--- Given records ---
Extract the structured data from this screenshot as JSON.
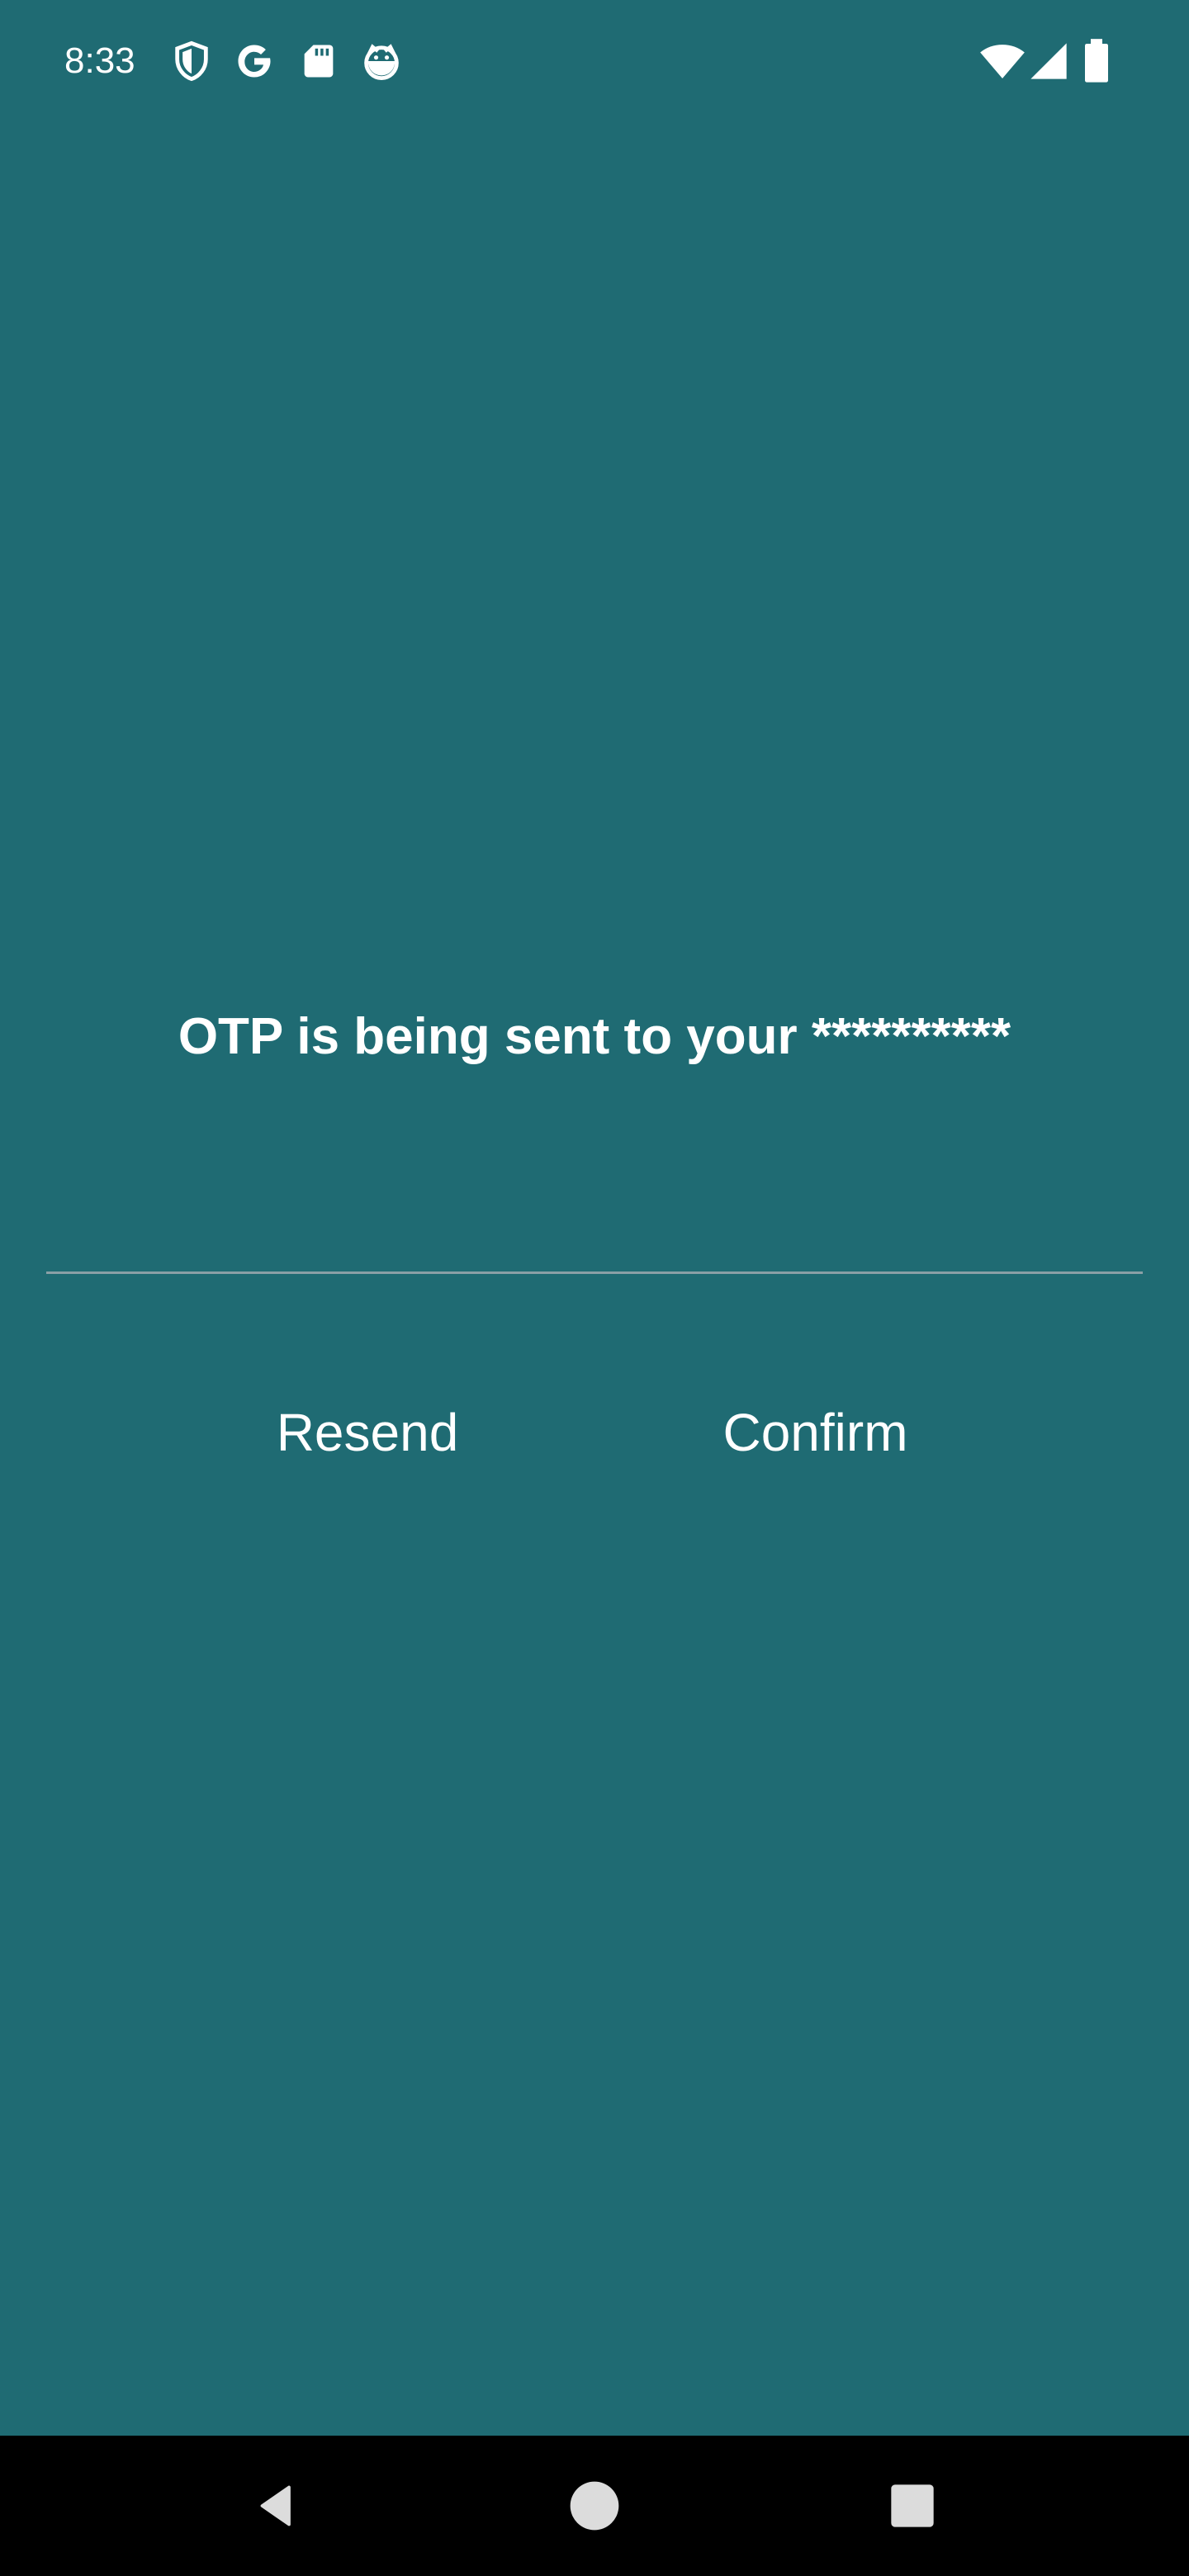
{
  "status_bar": {
    "time": "8:33",
    "left_icons": [
      "shield-icon",
      "google-icon",
      "sd-card-icon",
      "face-icon"
    ],
    "right_icons": [
      "wifi-icon",
      "cellular-signal-icon",
      "battery-icon"
    ]
  },
  "main": {
    "message": "OTP is being sent to your **********",
    "otp_input": {
      "value": "",
      "placeholder": ""
    },
    "resend_label": "Resend",
    "confirm_label": "Confirm"
  },
  "nav_bar": {
    "buttons": [
      "back-icon",
      "home-icon",
      "recents-icon"
    ]
  },
  "colors": {
    "background": "#1f6b73",
    "text": "#ffffff",
    "input_underline": "#8aa0a6",
    "nav_bar": "#000000"
  }
}
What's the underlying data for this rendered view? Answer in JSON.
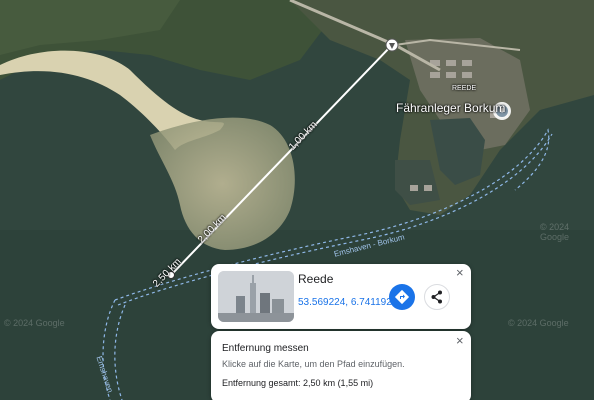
{
  "map": {
    "place_label": "Fähranleger Borkum",
    "area_label": "REEDE",
    "distance_labels": [
      "1,00 km",
      "2,00 km",
      "2,50 km"
    ],
    "route_label": "Emshaven - Borkum",
    "route_label_2": "Emshaven",
    "watermarks": [
      "© 2024 Google",
      "© 2024 Google",
      "© 2024 Google"
    ],
    "colors": {
      "water": "#31463e",
      "sand": "#c9c3a0",
      "measure_line": "#ffffff",
      "route": "#8fb8e8"
    }
  },
  "place_card": {
    "title": "Reede",
    "coordinates": "53.569224, 6.741192",
    "close_icon": "×",
    "directions_icon": "directions-icon",
    "share_icon": "share-icon"
  },
  "measure_card": {
    "title": "Entfernung messen",
    "hint": "Klicke auf die Karte, um den Pfad einzufügen.",
    "total": "Entfernung gesamt: 2,50 km (1,55 mi)",
    "close_icon": "×"
  }
}
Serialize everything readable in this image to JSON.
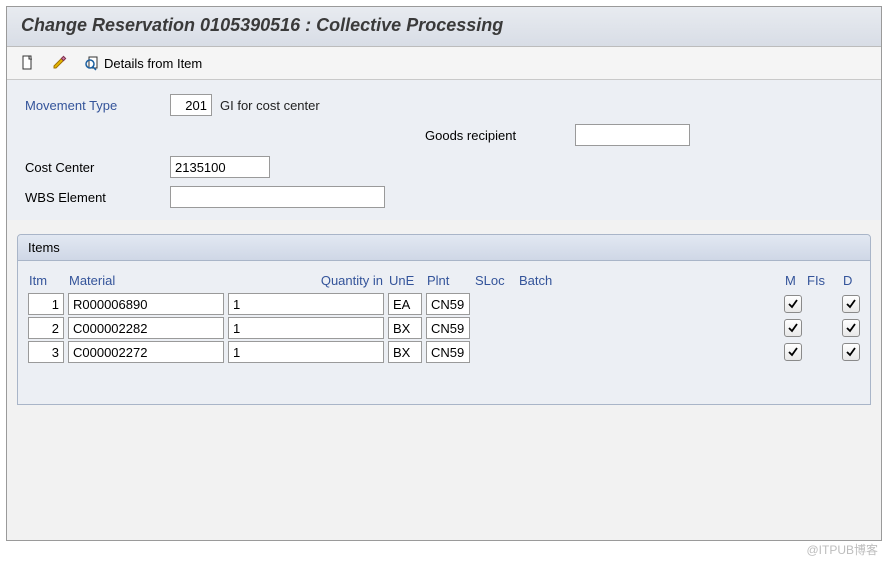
{
  "title": "Change Reservation 0105390516 : Collective Processing",
  "toolbar": {
    "details_label": "Details from Item"
  },
  "form": {
    "movement_type_label": "Movement Type",
    "movement_type_value": "201",
    "movement_type_desc": "GI for cost center",
    "goods_recipient_label": "Goods recipient",
    "goods_recipient_value": "",
    "cost_center_label": "Cost Center",
    "cost_center_value": "2135100",
    "wbs_element_label": "WBS Element",
    "wbs_element_value": ""
  },
  "items_panel": {
    "title": "Items",
    "headers": {
      "itm": "Itm",
      "material": "Material",
      "quantity_in": "Quantity in",
      "une": "UnE",
      "plnt": "Plnt",
      "sloc": "SLoc",
      "batch": "Batch",
      "m": "M",
      "fis": "FIs",
      "d": "D"
    },
    "rows": [
      {
        "itm": "1",
        "material": "R000006890",
        "qty": "1",
        "une": "EA",
        "plnt": "CN59",
        "sloc": "",
        "batch": "",
        "m": true,
        "d": true
      },
      {
        "itm": "2",
        "material": "C000002282",
        "qty": "1",
        "une": "BX",
        "plnt": "CN59",
        "sloc": "",
        "batch": "",
        "m": true,
        "d": true
      },
      {
        "itm": "3",
        "material": "C000002272",
        "qty": "1",
        "une": "BX",
        "plnt": "CN59",
        "sloc": "",
        "batch": "",
        "m": true,
        "d": true
      }
    ]
  },
  "watermark": "@ITPUB博客"
}
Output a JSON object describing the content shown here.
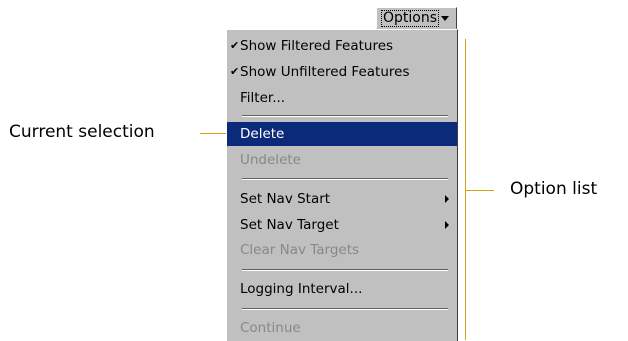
{
  "options_button": {
    "label": "Options"
  },
  "menu": {
    "items": [
      {
        "label": "Show Filtered Features",
        "checked": true,
        "enabled": true
      },
      {
        "label": "Show Unfiltered Features",
        "checked": true,
        "enabled": true
      },
      {
        "label": "Filter...",
        "checked": false,
        "enabled": true
      },
      {
        "label": "Delete",
        "checked": false,
        "enabled": true,
        "selected": true
      },
      {
        "label": "Undelete",
        "checked": false,
        "enabled": false
      },
      {
        "label": "Set Nav Start",
        "checked": false,
        "enabled": true,
        "submenu": true
      },
      {
        "label": "Set Nav Target",
        "checked": false,
        "enabled": true,
        "submenu": true
      },
      {
        "label": "Clear Nav Targets",
        "checked": false,
        "enabled": false
      },
      {
        "label": "Logging Interval...",
        "checked": false,
        "enabled": true
      },
      {
        "label": "Continue",
        "checked": false,
        "enabled": false
      }
    ],
    "check_glyph": "✔"
  },
  "annotations": {
    "current_selection": "Current selection",
    "option_list": "Option list"
  },
  "colors": {
    "menu_background": "#c0c0c0",
    "selection_background": "#0c2a7a",
    "disabled_text": "#888888",
    "annotation_line": "#d4a017"
  },
  "icons": {
    "check": "check-icon",
    "submenu": "submenu-arrow-icon",
    "dropdown": "chevron-down-icon"
  }
}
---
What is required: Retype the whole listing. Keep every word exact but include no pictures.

Exercise result:
Extract the structured data from this screenshot as JSON.
{
  "status_bar": {
    "time": "8:33",
    "left_icons": [
      "shield-icon",
      "google-icon",
      "sd-card-icon",
      "face-icon"
    ],
    "right_icons": [
      "wifi-icon",
      "cellular-signal-icon",
      "battery-icon"
    ]
  },
  "main": {
    "message": "OTP is being sent to your **********",
    "otp_input": {
      "value": "",
      "placeholder": ""
    },
    "resend_label": "Resend",
    "confirm_label": "Confirm"
  },
  "nav_bar": {
    "buttons": [
      "back-icon",
      "home-icon",
      "recents-icon"
    ]
  },
  "colors": {
    "background": "#1f6b73",
    "text": "#ffffff",
    "input_underline": "#8aa0a6",
    "nav_bar": "#000000"
  }
}
What's the underlying data for this rendered view? Answer in JSON.
{
  "map": {
    "place_label": "Fähranleger Borkum",
    "area_label": "REEDE",
    "distance_labels": [
      "1,00 km",
      "2,00 km",
      "2,50 km"
    ],
    "route_label": "Emshaven - Borkum",
    "route_label_2": "Emshaven",
    "watermarks": [
      "© 2024 Google",
      "© 2024 Google",
      "© 2024 Google"
    ],
    "colors": {
      "water": "#31463e",
      "sand": "#c9c3a0",
      "measure_line": "#ffffff",
      "route": "#8fb8e8"
    }
  },
  "place_card": {
    "title": "Reede",
    "coordinates": "53.569224, 6.741192",
    "close_icon": "×",
    "directions_icon": "directions-icon",
    "share_icon": "share-icon"
  },
  "measure_card": {
    "title": "Entfernung messen",
    "hint": "Klicke auf die Karte, um den Pfad einzufügen.",
    "total": "Entfernung gesamt: 2,50 km (1,55 mi)",
    "close_icon": "×"
  }
}
Serialize everything readable in this image to JSON.
{
  "title": "Change Reservation 0105390516 : Collective Processing",
  "toolbar": {
    "details_label": "Details from Item"
  },
  "form": {
    "movement_type_label": "Movement Type",
    "movement_type_value": "201",
    "movement_type_desc": "GI for cost center",
    "goods_recipient_label": "Goods recipient",
    "goods_recipient_value": "",
    "cost_center_label": "Cost Center",
    "cost_center_value": "2135100",
    "wbs_element_label": "WBS Element",
    "wbs_element_value": ""
  },
  "items_panel": {
    "title": "Items",
    "headers": {
      "itm": "Itm",
      "material": "Material",
      "quantity_in": "Quantity in",
      "une": "UnE",
      "plnt": "Plnt",
      "sloc": "SLoc",
      "batch": "Batch",
      "m": "M",
      "fis": "FIs",
      "d": "D"
    },
    "rows": [
      {
        "itm": "1",
        "material": "R000006890",
        "qty": "1",
        "une": "EA",
        "plnt": "CN59",
        "sloc": "",
        "batch": "",
        "m": true,
        "d": true
      },
      {
        "itm": "2",
        "material": "C000002282",
        "qty": "1",
        "une": "BX",
        "plnt": "CN59",
        "sloc": "",
        "batch": "",
        "m": true,
        "d": true
      },
      {
        "itm": "3",
        "material": "C000002272",
        "qty": "1",
        "une": "BX",
        "plnt": "CN59",
        "sloc": "",
        "batch": "",
        "m": true,
        "d": true
      }
    ]
  },
  "watermark": "@ITPUB博客"
}
Output a JSON object describing the content shown here.
{
  "options_button": {
    "label": "Options"
  },
  "menu": {
    "items": [
      {
        "label": "Show Filtered Features",
        "checked": true,
        "enabled": true
      },
      {
        "label": "Show Unfiltered Features",
        "checked": true,
        "enabled": true
      },
      {
        "label": "Filter...",
        "checked": false,
        "enabled": true
      },
      {
        "label": "Delete",
        "checked": false,
        "enabled": true,
        "selected": true
      },
      {
        "label": "Undelete",
        "checked": false,
        "enabled": false
      },
      {
        "label": "Set Nav Start",
        "checked": false,
        "enabled": true,
        "submenu": true
      },
      {
        "label": "Set Nav Target",
        "checked": false,
        "enabled": true,
        "submenu": true
      },
      {
        "label": "Clear Nav Targets",
        "checked": false,
        "enabled": false
      },
      {
        "label": "Logging Interval...",
        "checked": false,
        "enabled": true
      },
      {
        "label": "Continue",
        "checked": false,
        "enabled": false
      }
    ],
    "check_glyph": "✔"
  },
  "annotations": {
    "current_selection": "Current selection",
    "option_list": "Option list"
  },
  "colors": {
    "menu_background": "#c0c0c0",
    "selection_background": "#0c2a7a",
    "disabled_text": "#888888",
    "annotation_line": "#d4a017"
  },
  "icons": {
    "check": "check-icon",
    "submenu": "submenu-arrow-icon",
    "dropdown": "chevron-down-icon"
  }
}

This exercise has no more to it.